Last week, third-year students in the architectural program put their skills to work in the same Habitat for Humanity project but by installing insulation and vapour barrier.
“The idea was to get second years on to do framing and third years to do insulation and vapour barrier so they can relate to what they’ve learned in class,” said Greene. “Contractors like it too because they get a bunch of young people in their 20s on site who kind of add an energy.”
Ian Martin, a second-year student from Mount Pearl, said it was a beneficial experience for everyone in the class.
“I really enjoyed it because I have a casual background in building, particularly in wood frame type stuff. It was good to learn the innards of the structural nature of a house,” Martin said. “In being able to work with the Habitat for Humanity professionals, not only were they able to give us pointers, but I got to talk to a couple of them and ask about the industry so it was really beneficial.”
Martin said being able to apply what you’ve learned in school and actually see it coming together in the real world gives students a better understanding. “When it’s on a computer screen and it’s a flat drawing is one thing,” he said, “but when you can see it built it takes on a different kind of life.”
While Greene believes it’s great for students to gain practical experience, he said there’s a bigger picture to look at. “What I said to the students at the end of the day was ‘I hope you had a good day, I hope you had fun, I hope learned something don’t forget you helped to put a family in a home. You didn’t just nail in some two by fours.
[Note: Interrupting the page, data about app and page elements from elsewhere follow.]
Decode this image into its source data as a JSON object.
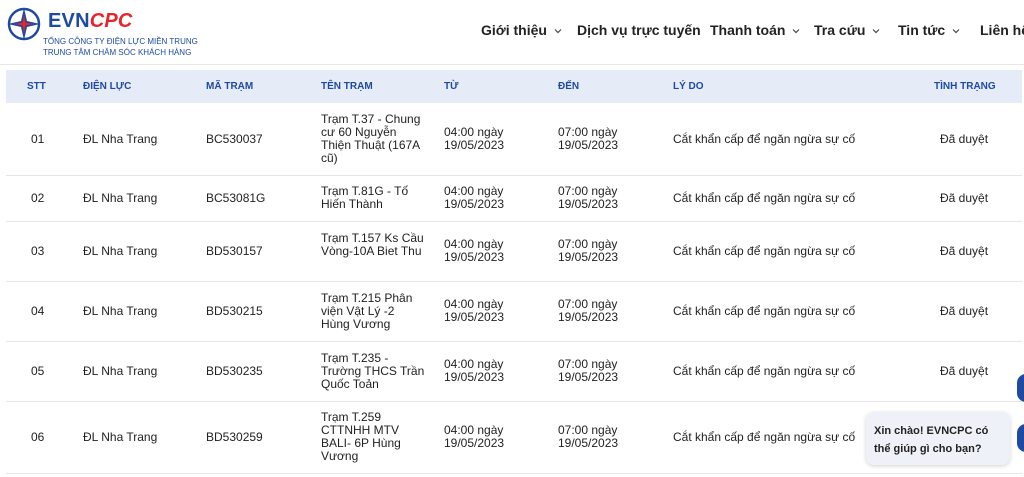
{
  "logo": {
    "brand_evn": "EVN",
    "brand_cpc": "CPC",
    "line1": "TỔNG CÔNG TY ĐIỆN LỰC MIỀN TRUNG",
    "line2": "TRUNG TÂM CHĂM SÓC KHÁCH HÀNG"
  },
  "nav": [
    {
      "label": "Giới thiệu",
      "dropdown": true
    },
    {
      "label": "Dịch vụ trực tuyến",
      "dropdown": false
    },
    {
      "label": "Thanh toán",
      "dropdown": true
    },
    {
      "label": "Tra cứu",
      "dropdown": true
    },
    {
      "label": "Tin tức",
      "dropdown": true
    },
    {
      "label": "Liên hệ",
      "dropdown": false
    }
  ],
  "table": {
    "headers": [
      "STT",
      "ĐIỆN LỰC",
      "MÃ TRẠM",
      "TÊN TRẠM",
      "TỪ",
      "ĐẾN",
      "LÝ DO",
      "TÌNH TRẠNG"
    ],
    "rows": [
      {
        "stt": "01",
        "dien_luc": "ĐL Nha Trang",
        "ma_tram": "BC530037",
        "ten_tram": "Trạm T.37 - Chung cư 60 Nguyễn Thiện Thuật (167A cũ)",
        "tu": "04:00 ngày 19/05/2023",
        "den": "07:00 ngày 19/05/2023",
        "ly_do": "Cắt khẩn cấp để ngăn ngừa sự cố",
        "tinh_trang": "Đã duyệt"
      },
      {
        "stt": "02",
        "dien_luc": "ĐL Nha Trang",
        "ma_tram": "BC53081G",
        "ten_tram": "Trạm T.81G - Tố Hiến Thành",
        "tu": "04:00 ngày 19/05/2023",
        "den": "07:00 ngày 19/05/2023",
        "ly_do": "Cắt khẩn cấp để ngăn ngừa sự cố",
        "tinh_trang": "Đã duyệt"
      },
      {
        "stt": "03",
        "dien_luc": "ĐL Nha Trang",
        "ma_tram": "BD530157",
        "ten_tram": "Trạm T.157 Ks Cầu Vòng-10A Biet Thu",
        "tu": "04:00 ngày 19/05/2023",
        "den": "07:00 ngày 19/05/2023",
        "ly_do": "Cắt khẩn cấp để ngăn ngừa sự cố",
        "tinh_trang": "Đã duyệt"
      },
      {
        "stt": "04",
        "dien_luc": "ĐL Nha Trang",
        "ma_tram": "BD530215",
        "ten_tram": "Trạm T.215 Phân viện Vật Lý -2 Hùng Vương",
        "tu": "04:00 ngày 19/05/2023",
        "den": "07:00 ngày 19/05/2023",
        "ly_do": "Cắt khẩn cấp để ngăn ngừa sự cố",
        "tinh_trang": "Đã duyệt"
      },
      {
        "stt": "05",
        "dien_luc": "ĐL Nha Trang",
        "ma_tram": "BD530235",
        "ten_tram": "Trạm T.235 - Trường THCS Trần Quốc Toản",
        "tu": "04:00 ngày 19/05/2023",
        "den": "07:00 ngày 19/05/2023",
        "ly_do": "Cắt khẩn cấp để ngăn ngừa sự cố",
        "tinh_trang": "Đã duyệt"
      },
      {
        "stt": "06",
        "dien_luc": "ĐL Nha Trang",
        "ma_tram": "BD530259",
        "ten_tram": "Trạm T.259 CTTNHH MTV BALI- 6P Hùng Vương",
        "tu": "04:00 ngày 19/05/2023",
        "den": "07:00 ngày 19/05/2023",
        "ly_do": "Cắt khẩn cấp để ngăn ngừa sự cố",
        "tinh_trang": ""
      }
    ]
  },
  "chat": {
    "message": "Xin chào! EVNCPC có thể giúp gì cho bạn?"
  },
  "colors": {
    "brand_blue": "#1e4aa3",
    "brand_red": "#e4262c",
    "header_row_bg": "#e6ecf7"
  }
}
At the end of the day you assisted in putting a family in a home.’ And, that is what Habitat for Humanity is about,” Greene said.